- When you realize you messed up, don’t dwell on it, be responsible, then make it right.
Good job to Disney and Pixar for coming up with an animation adults would love! How often do you cry watching a cartoon? It takes a really good script, a universal conflict, and an unpredictable twist.
Price: PHP 350.00
Size: 250 ml
Got mine from my favorite next-day-delivery online store, BeautyMNL. As you can see, I’m already on my second bottle. I’ve actually just purchased a Shiseido Tsubaki Extra Moist shampoo, which I had to give up since I need a sulfate-free shampoo for my recently Brazilian Keratin treated hair.
What it promises
- Prevents frizz and restores shine
- Helps with hair growth
- Strengthens the hair cuticle, making each strand softer and smoother
- Aids in moisture retention in the cortex and surface of the hair
- Free from parabens, sulfates, phthalates, cdea, tea
My personal experience
First, I like it even if others say it’s too small for the price. It’s handy and not messy when you pour out the liquid. Second, I like the clean and organic smell. It’s fragrant, but not too strong – just exactly how you would want your hair to smell like.
I pour some on to my palm and added water to make it even milder. It lathers just enough for me to massage my scalp and make sure that I clean all product residues. You’ll feel that it nourishes the hair instead of drying it out like other brands. Those with fine hair (not I) may even skip the conditioner.
My hair throughout the day
This shampoo prevents frizz, indeed. It is for this reason, I fell in love with the product, as I have a really buhaghag hair. I may have thought of trying other brands, but it’s just because I love experimenting and testing promises. See, I came back to the Be Organic Argan Oil Sulfate-Free shampoo!
Pros: Delivers its promises
Cons: They say PHP 350.00 is expensive for a 250 ml shampoo, but the liquid gold argan oil comes with a price, right?
I give this product 5 stars! Highly recommended for all types of hair, especially those with thick and wavy hair like me.
To describe El Nido, Palawan as beautiful is an understatement.
It was the ultimate getaway! I was expecting to love the sight, but I didn’t know it would be magical. Paradise, indeed! My next best trip after Seoul.
To add, I flew to Palawan with two of my bestfriends: Jorzell Virtucio and Reynalyn Elon.
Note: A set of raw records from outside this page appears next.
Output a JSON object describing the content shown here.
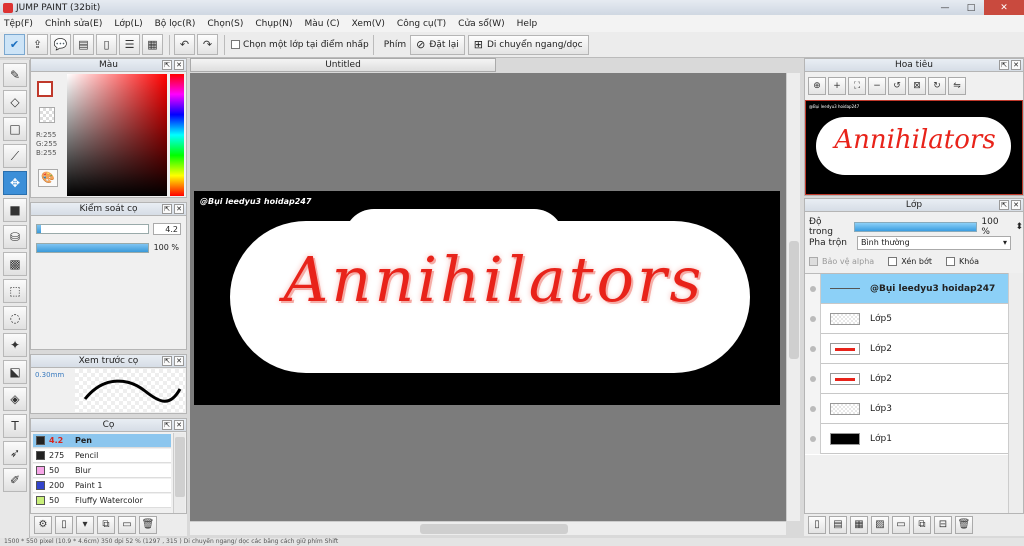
{
  "window": {
    "title": "JUMP PAINT (32bit)",
    "minimize": "—",
    "maximize": "□",
    "close": "✕"
  },
  "menu": [
    "Tệp(F)",
    "Chỉnh sửa(E)",
    "Lớp(L)",
    "Bộ lọc(R)",
    "Chọn(S)",
    "Chụp(N)",
    "Màu (C)",
    "Xem(V)",
    "Công cụ(T)",
    "Cửa sổ(W)",
    "Help"
  ],
  "toolbar": {
    "select_one_layer": "Chọn một lớp tại điểm nhấp",
    "keys_label": "Phím",
    "reset_label": "Đặt lại",
    "move_hv_label": "Di chuyển ngang/dọc"
  },
  "panels": {
    "color": {
      "title": "Màu",
      "r": "R:255",
      "g": "G:255",
      "b": "B:255"
    },
    "brush_control": {
      "title": "Kiểm soát cọ",
      "size_value": "4.2",
      "size_fill": 0.04,
      "opacity_value": "100 %",
      "opacity_fill": 1.0
    },
    "brush_preview": {
      "title": "Xem trước cọ",
      "size": "0.30mm"
    },
    "brush_list": {
      "title": "Cọ",
      "items": [
        {
          "size": "4.2",
          "name": "Pen",
          "color": "#222222",
          "selected": true
        },
        {
          "size": "275",
          "name": "Pencil",
          "color": "#222222",
          "selected": false
        },
        {
          "size": "50",
          "name": "Blur",
          "color": "#f7a6e8",
          "selected": false
        },
        {
          "size": "200",
          "name": "Paint 1",
          "color": "#3344cc",
          "selected": false
        },
        {
          "size": "50",
          "name": "Fluffy Watercolor",
          "color": "#c9ef7a",
          "selected": false
        }
      ]
    },
    "navigator": {
      "title": "Hoa tiêu"
    },
    "layers": {
      "title": "Lớp",
      "opacity_label": "Độ trong",
      "opacity_value": "100 %",
      "blend_label": "Pha trộn",
      "blend_value": "Bình thường",
      "protect_alpha": "Bảo vệ alpha",
      "clipping": "Xén bớt",
      "lock": "Khóa",
      "items": [
        {
          "name": "@Bụi leedyu3 hoidap247",
          "thumb": "line",
          "selected": true
        },
        {
          "name": "Lớp5",
          "thumb": "empty",
          "selected": false
        },
        {
          "name": "Lớp2",
          "thumb": "art",
          "selected": false
        },
        {
          "name": "Lớp2",
          "thumb": "art",
          "selected": false
        },
        {
          "name": "Lớp3",
          "thumb": "empty",
          "selected": false
        },
        {
          "name": "Lớp1",
          "thumb": "black",
          "selected": false
        }
      ]
    }
  },
  "document": {
    "tab": "Untitled",
    "credit": "@Bụi leedyu3 hoidap247",
    "artwork_text": "Annihilators"
  },
  "status": "1500 * 550 pixel   (10.9 * 4.6cm)   350 dpi   52 %   (1297 , 315 )   Di chuyển ngang/ dọc các bằng cách giữ phím Shift"
}
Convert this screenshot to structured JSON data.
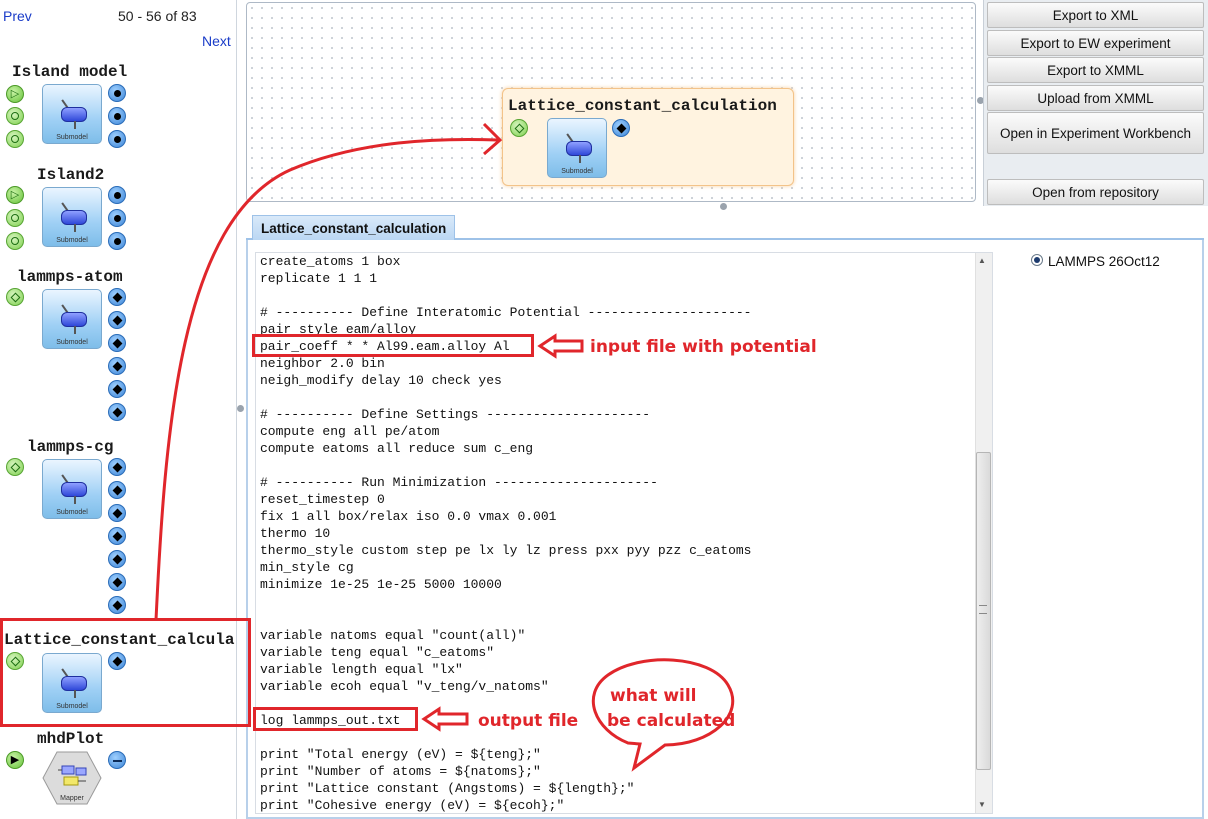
{
  "palette": {
    "prev_label": "Prev",
    "range_label": "50 - 56 of 83",
    "next_label": "Next",
    "components": [
      {
        "title": "Island model",
        "icon_caption": "Submodel"
      },
      {
        "title": "Island2",
        "icon_caption": "Submodel"
      },
      {
        "title": "lammps-atom",
        "icon_caption": "Submodel"
      },
      {
        "title": "lammps-cg",
        "icon_caption": "Submodel"
      },
      {
        "title": "Lattice_constant_calcula",
        "icon_caption": "Submodel"
      },
      {
        "title": "mhdPlot",
        "icon_caption": "Mapper"
      }
    ]
  },
  "canvas": {
    "node_title": "Lattice_constant_calculation",
    "node_icon_caption": "Submodel"
  },
  "toolbar": {
    "export_xml": "Export to XML",
    "export_ew": "Export to EW experiment",
    "export_xmml": "Export to XMML",
    "upload_xmml": "Upload from XMML",
    "open_workbench": "Open in Experiment Workbench",
    "open_repository": "Open from repository"
  },
  "editor": {
    "tab_label": "Lattice_constant_calculation",
    "code": "create_atoms 1 box\nreplicate 1 1 1\n\n# ---------- Define Interatomic Potential ---------------------\npair_style eam/alloy\npair_coeff * * Al99.eam.alloy Al\nneighbor 2.0 bin\nneigh_modify delay 10 check yes\n\n# ---------- Define Settings ---------------------\ncompute eng all pe/atom\ncompute eatoms all reduce sum c_eng\n\n# ---------- Run Minimization ---------------------\nreset_timestep 0\nfix 1 all box/relax iso 0.0 vmax 0.001\nthermo 10\nthermo_style custom step pe lx ly lz press pxx pyy pzz c_eatoms\nmin_style cg\nminimize 1e-25 1e-25 5000 10000\n\n\nvariable natoms equal \"count(all)\"\nvariable teng equal \"c_eatoms\"\nvariable length equal \"lx\"\nvariable ecoh equal \"v_teng/v_natoms\"\n\nlog lammps_out.txt\n\nprint \"Total energy (eV) = ${teng};\"\nprint \"Number of atoms = ${natoms};\"\nprint \"Lattice constant (Angstoms) = ${length};\"\nprint \"Cohesive energy (eV) = ${ecoh};\"",
    "version_option": "LAMMPS 26Oct12"
  },
  "annotations": {
    "input_file": "input file with potential",
    "output_file": "output file",
    "calc_line1": "what will",
    "calc_line2": "be calculated"
  },
  "colors": {
    "annotation_red": "#e0262b",
    "node_orange": "#fff3e0",
    "tab_blue": "#b9d6f3"
  }
}
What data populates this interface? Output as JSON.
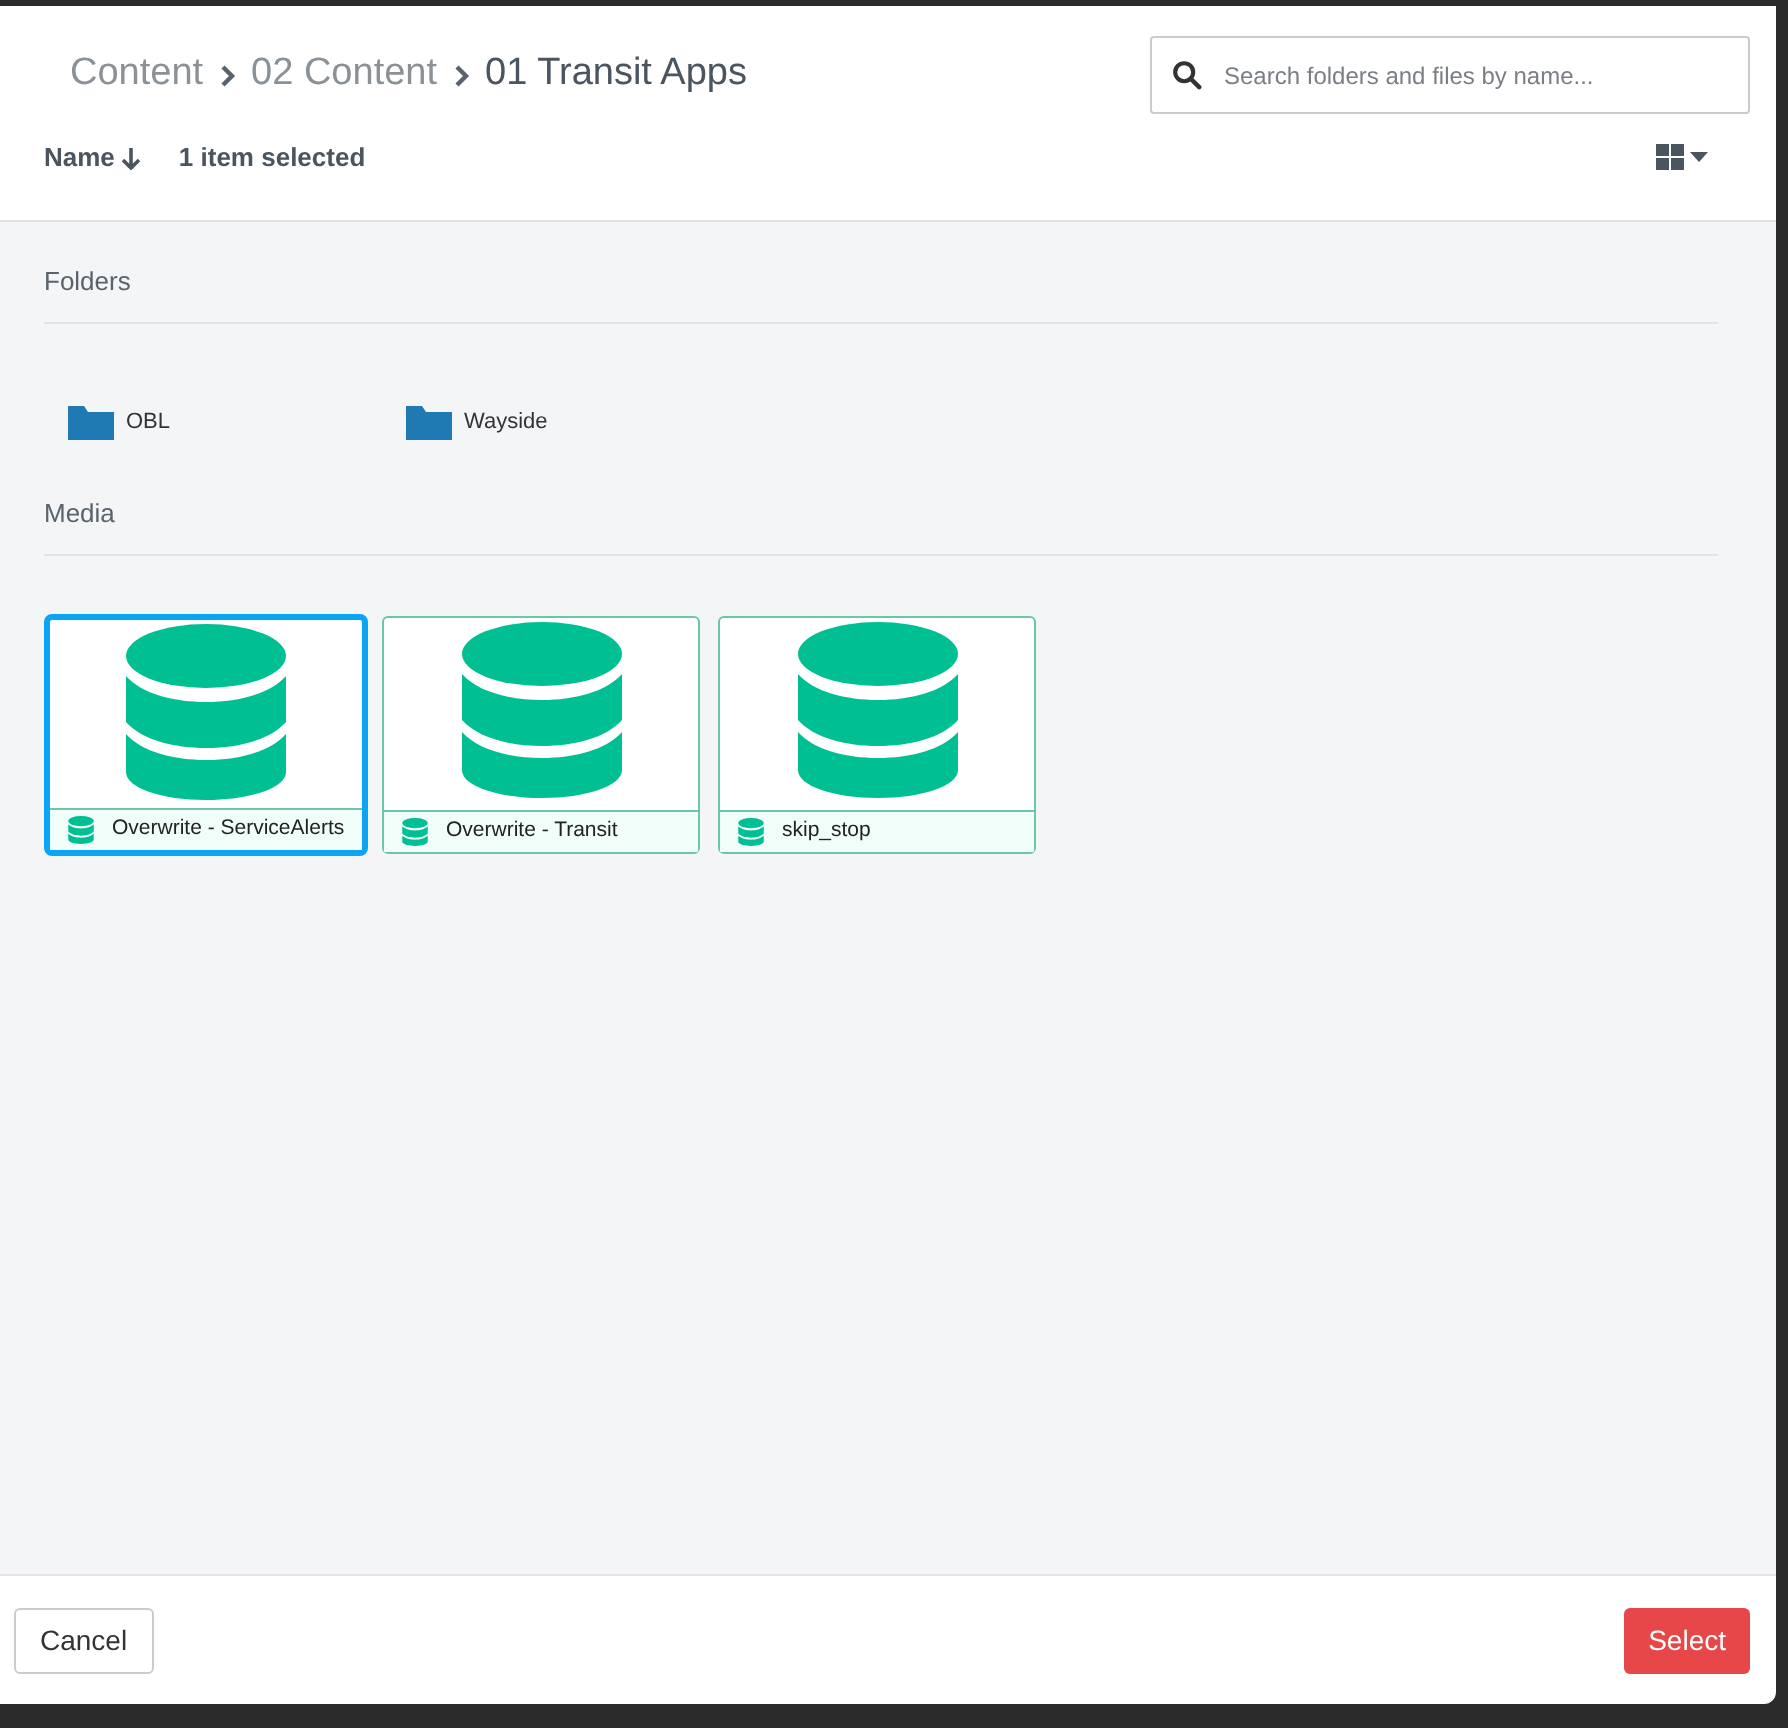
{
  "breadcrumb": [
    {
      "label": "Content",
      "current": false
    },
    {
      "label": "02 Content",
      "current": false
    },
    {
      "label": "01 Transit Apps",
      "current": true
    }
  ],
  "search": {
    "placeholder": "Search folders and files by name..."
  },
  "toolbar": {
    "sort_label": "Name",
    "selection_count": "1 item selected"
  },
  "folders": {
    "heading": "Folders",
    "items": [
      {
        "name": "OBL"
      },
      {
        "name": "Wayside"
      }
    ]
  },
  "media": {
    "heading": "Media",
    "items": [
      {
        "name": "Overwrite - ServiceAlerts",
        "selected": true
      },
      {
        "name": "Overwrite - Transit",
        "selected": false
      },
      {
        "name": "skip_stop",
        "selected": false
      }
    ]
  },
  "footer": {
    "cancel": "Cancel",
    "confirm": "Select"
  }
}
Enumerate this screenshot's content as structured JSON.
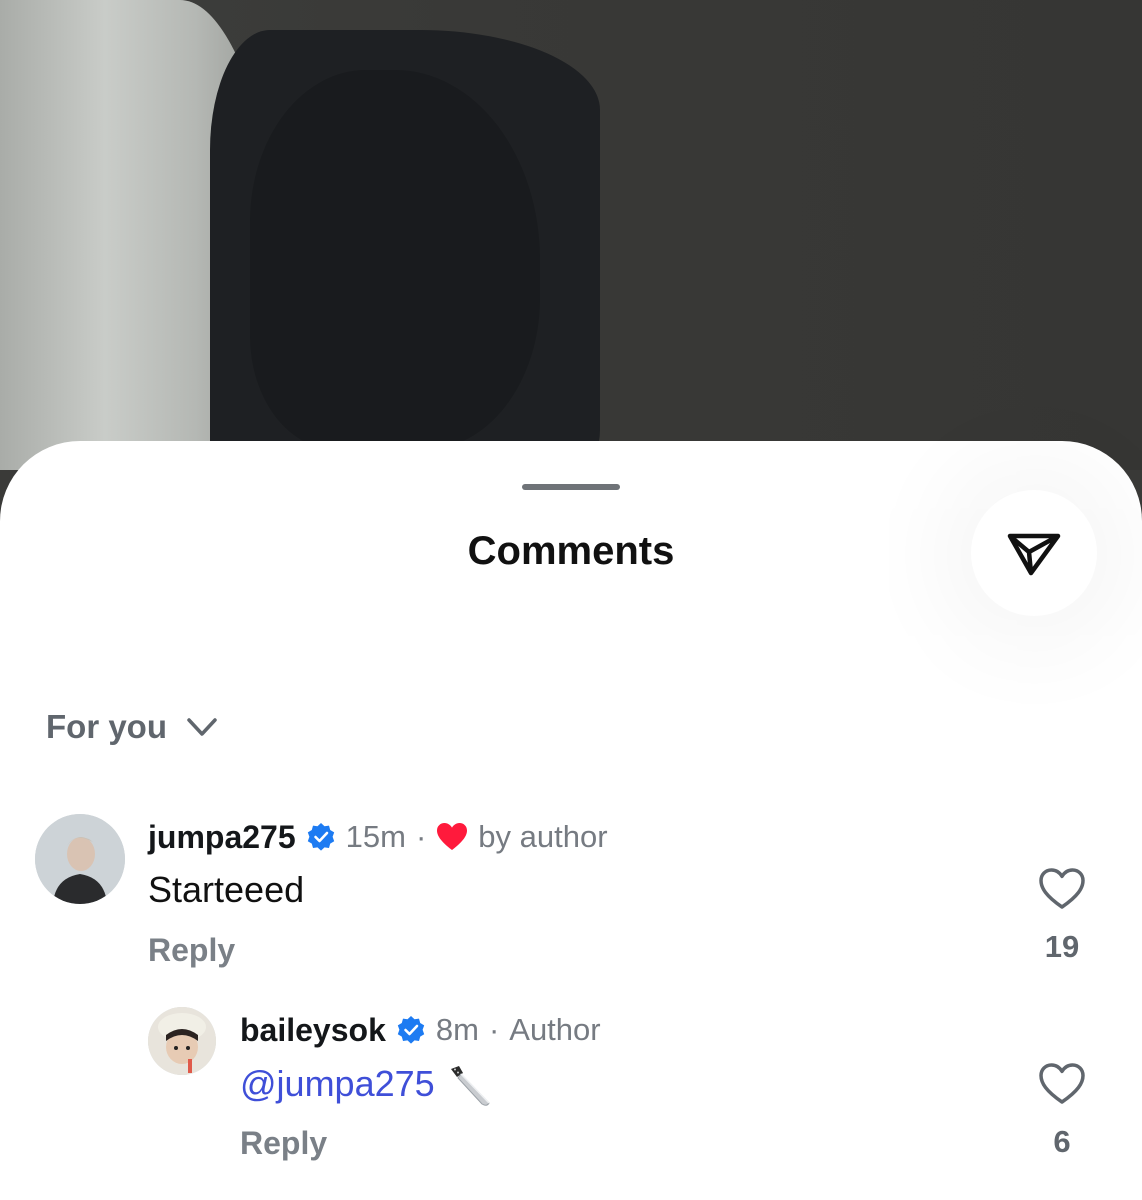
{
  "sheet": {
    "title": "Comments",
    "share_icon": "send-icon"
  },
  "sort": {
    "label": "For you",
    "icon": "chevron-down-icon"
  },
  "colors": {
    "mention": "#3f4fd8",
    "verified": "#1d7bf2",
    "liked_heart": "#ff1a3c",
    "muted_text": "#767b82"
  },
  "comments": [
    {
      "username": "jumpa275",
      "verified": true,
      "time": "15m",
      "separator": "·",
      "liked_by_author_label": "by author",
      "text": "Starteeed",
      "reply_label": "Reply",
      "like_count": "19"
    },
    {
      "username": "baileysok",
      "verified": true,
      "time": "8m",
      "separator": "·",
      "author_tag": "Author",
      "mention": "@jumpa275",
      "emoji": "knife-icon",
      "reply_label": "Reply",
      "like_count": "6"
    }
  ]
}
All we did is to ensure each of us is having a great time. We had each other’s best interest at heart!
I went back to Manila with an overwhelming gratitude. God really knows where to bring me to take my breath away.
We only paid Sulit Dream Destinations P8,888 per head, inclusive of the following:
1) Airfare (back and forth)
2) Van Transfer (Puerto Princesa International Airport to our inn in El Nido, vice versa)
3) Breakfast and lunch (seafood at the boat, on tour) for 3 days
4) Trike transfer from our inn to the sea side
This trip was worth every cent. We’ll definitely go back. 🌴
See for yourself!
You have seen too much to be satisfied with less! You have experienced too many exciting adventures to settle for second best.